“I was never an undergrad,” Gould said. “But I’ve learned a lot in life.”
The Brooklyn-born actor said his career is like riding a horse through obstacles on a racetrack. Life, he continued, “tosses everyone ups and downs to which we can all learn from.”
In his first film, “The Confession,” a 1964 drama, Gould played the role of a deaf-mute. He was required to not speak, and so Gould said he began to focus on his character and explore the objective nature of the camera.
“My mother and my father couldn’t be objective with me, but the camera could,” Gould said. “I knew that [the camera] wouldn’t lie to me, nor would [it] try to manipulate me.”
Meeting Alfred Hitchcock, he recalled, inspired a change in his acting. When he starred in Robert Altman’s satirical film “M*A*S*H” in the 1970s, Gould said he began to test out his new improvisational style.
“Before I would wait for someone to tell me what to do,” Gould said. “But now I’m like a jazz artist and I go off the theme of a film. Now I’m always in character.”
Gould likened filmmaking to an orchestrated composition: The director conducts. The writers compose. The actors bring it to life.
“It’s like a symphony,” he said.
Throughout his career, Gould has acted alongside dozens of acclaimed actors and actresses. Gould played Monica and Ross’ father on the NBC sitcom “Friends.” He also acted with George Clooney and Brad Pitt in the “Ocean’s” trilogy and hosted “Saturday Night Live” six times. He has even done voice-over work for animated shows, such as Disney Channel’s “Kim Possible.”
But Gould said the old-world glamor of Hollywood has undergone “big changes” since he began acting.

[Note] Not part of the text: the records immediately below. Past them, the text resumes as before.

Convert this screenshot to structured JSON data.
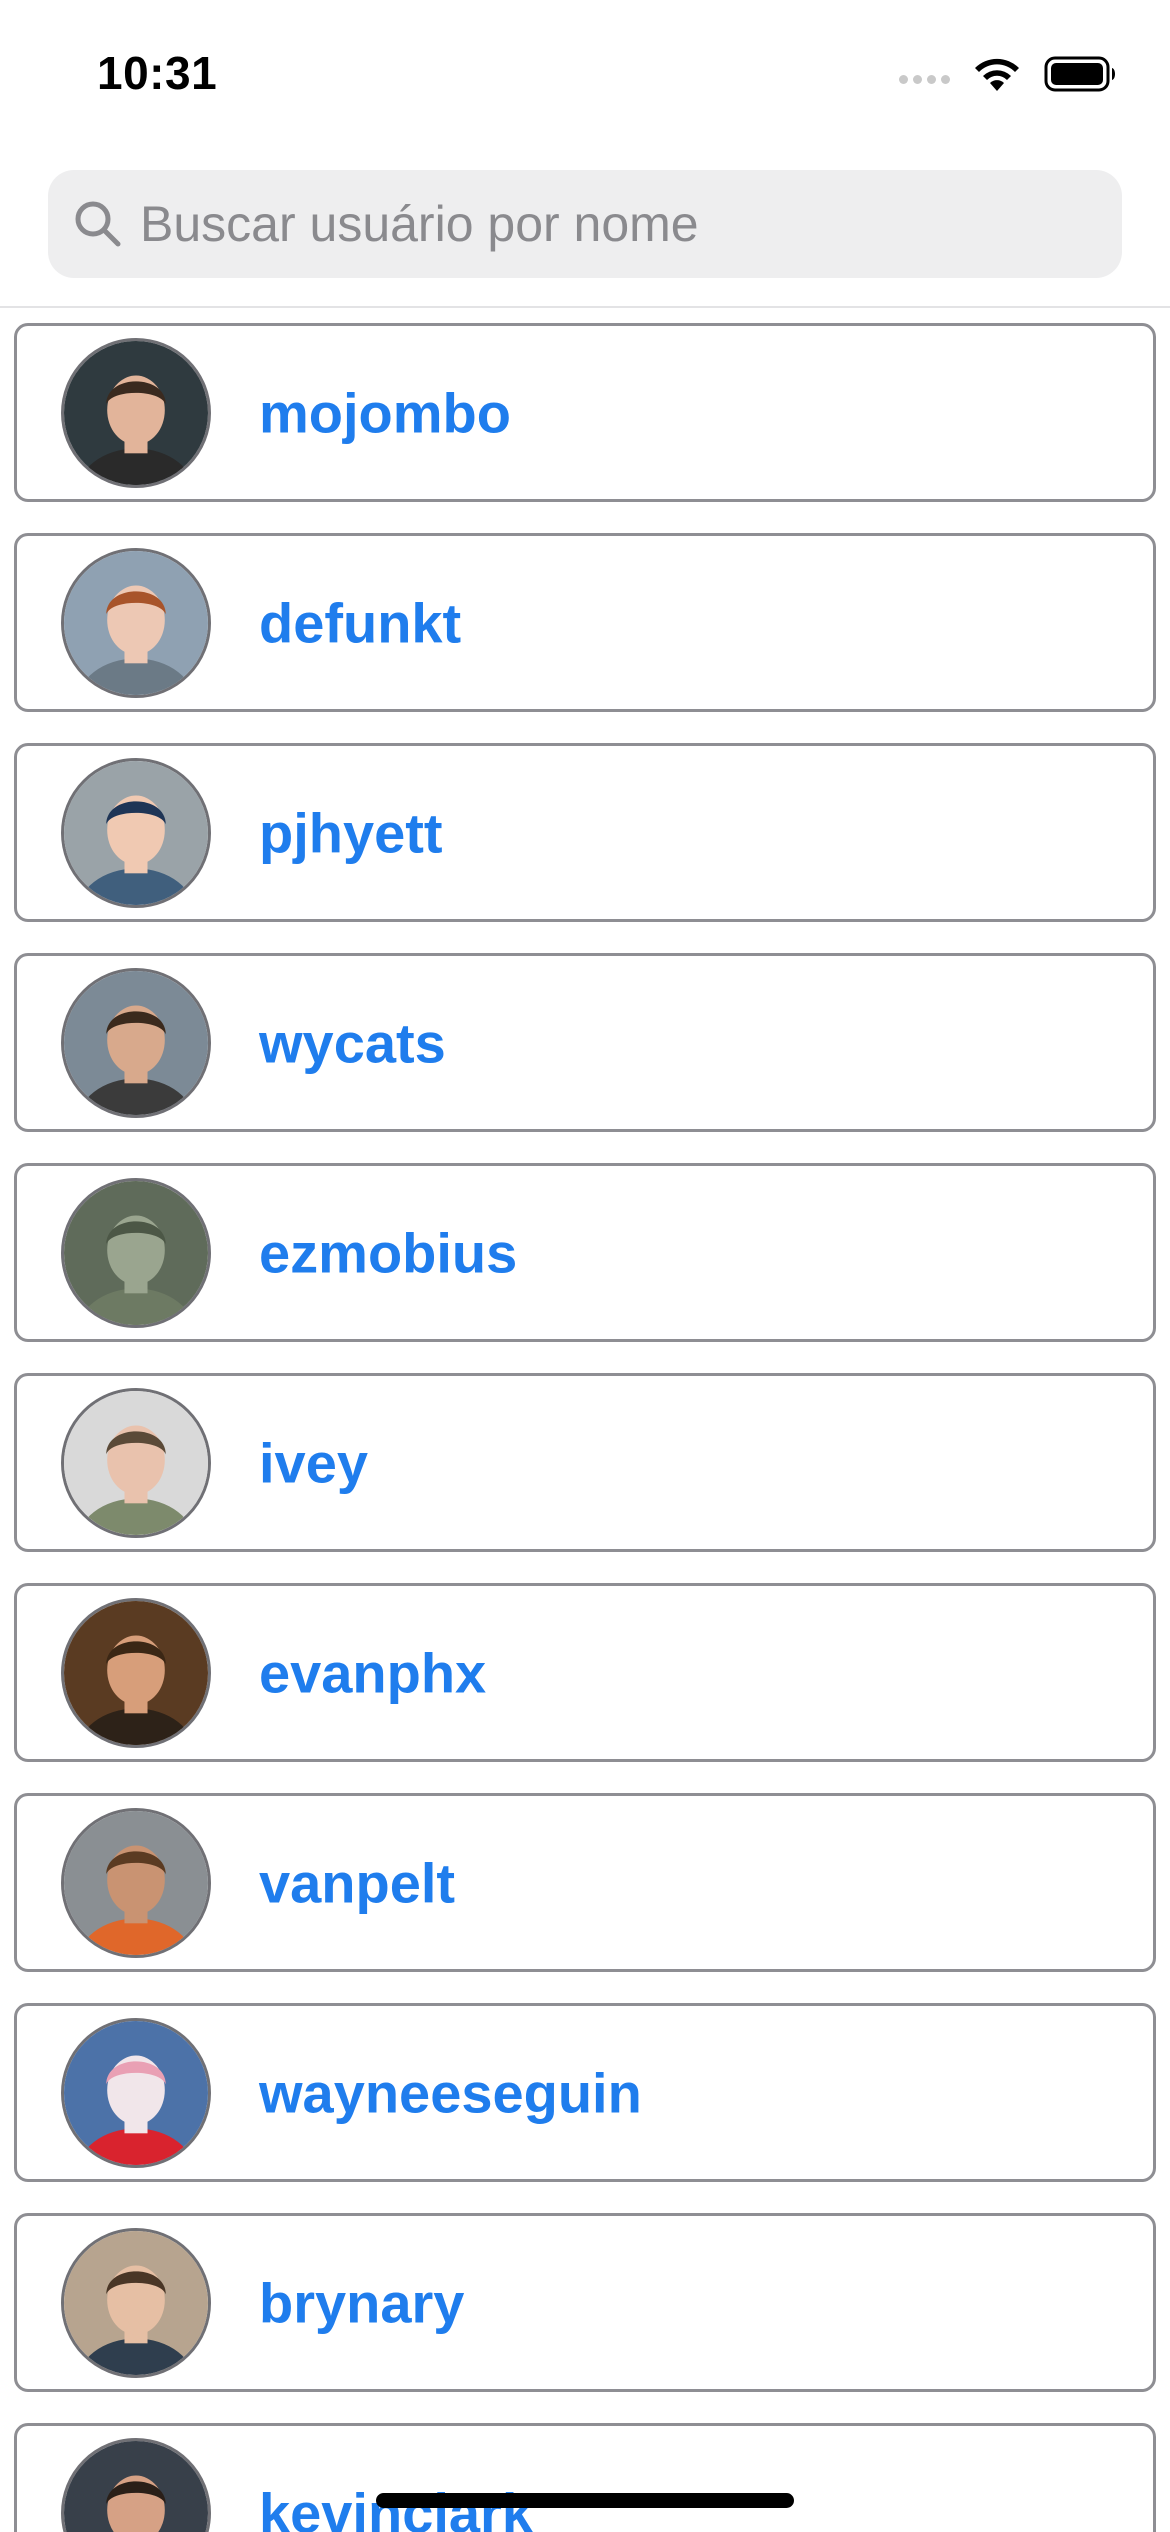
{
  "status_bar": {
    "time": "10:31"
  },
  "search": {
    "placeholder": "Buscar usuário por nome",
    "value": ""
  },
  "users": [
    {
      "name": "mojombo",
      "avatar": {
        "bg": "#2f3a3f",
        "skin": "#e2b49a",
        "hair": "#3a2a1f",
        "shirt": "#2a2a2a"
      }
    },
    {
      "name": "defunkt",
      "avatar": {
        "bg": "#8fa1b2",
        "skin": "#edc8b4",
        "hair": "#a8542a",
        "shirt": "#6b7a86"
      }
    },
    {
      "name": "pjhyett",
      "avatar": {
        "bg": "#9aa3a8",
        "skin": "#f0c9b2",
        "hair": "#1f3556",
        "shirt": "#405f7d"
      }
    },
    {
      "name": "wycats",
      "avatar": {
        "bg": "#7c8a96",
        "skin": "#d8a98c",
        "hair": "#3b2a1d",
        "shirt": "#3b3b3b"
      }
    },
    {
      "name": "ezmobius",
      "avatar": {
        "bg": "#5f6b5a",
        "skin": "#9aa58f",
        "hair": "#4c5746",
        "shirt": "#6d7a63"
      }
    },
    {
      "name": "ivey",
      "avatar": {
        "bg": "#d9d9d9",
        "skin": "#e9c2ad",
        "hair": "#5b4a38",
        "shirt": "#7d8a6c"
      }
    },
    {
      "name": "evanphx",
      "avatar": {
        "bg": "#5a3b22",
        "skin": "#d79e7a",
        "hair": "#3b2715",
        "shirt": "#2d2218"
      }
    },
    {
      "name": "vanpelt",
      "avatar": {
        "bg": "#8a8f93",
        "skin": "#c99372",
        "hair": "#5b3b22",
        "shirt": "#e0672a"
      }
    },
    {
      "name": "wayneeseguin",
      "avatar": {
        "bg": "#4c72a8",
        "skin": "#f1e6ea",
        "hair": "#e9a0b4",
        "shirt": "#d9232e"
      }
    },
    {
      "name": "brynary",
      "avatar": {
        "bg": "#b7a48f",
        "skin": "#e6bfa4",
        "hair": "#4a3626",
        "shirt": "#2f3e4e"
      }
    },
    {
      "name": "kevinclark",
      "avatar": {
        "bg": "#38404a",
        "skin": "#d6a185",
        "hair": "#2a1f18",
        "shirt": "#1c1c1c"
      }
    }
  ],
  "colors": {
    "accent": "#1f7ded",
    "row_border": "#8e8e93",
    "search_bg": "#eeeeef"
  }
}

“So much of the mystery, romance and nature of what’s possible in film has been outrun by technology,” Gould said. “There’s an insatiable appetite to create more products. Like our American economy, things have gone too fast. I feel that that disrupts the order of things.”
One audience member interviewed said he could feel Gould’s passion during the talk.
“I can tell he cares about his acting a lot and puts a lot of heart into what he does,” Miron said.
Davenport College Master Richard Schottenfeld ended the talk by commenting on the breadth of Gould’s career.
“[His] remarkable career has allowed the actor to create roles that resonate with many different people,” he said.
But Gould had the last words.
After a recent hip replacement surgery, Gould said his doctor cautioned him to recognize his limitations.
“It’s human nature to be complacent,” Gould chuckled. “But someone has to go beyond.”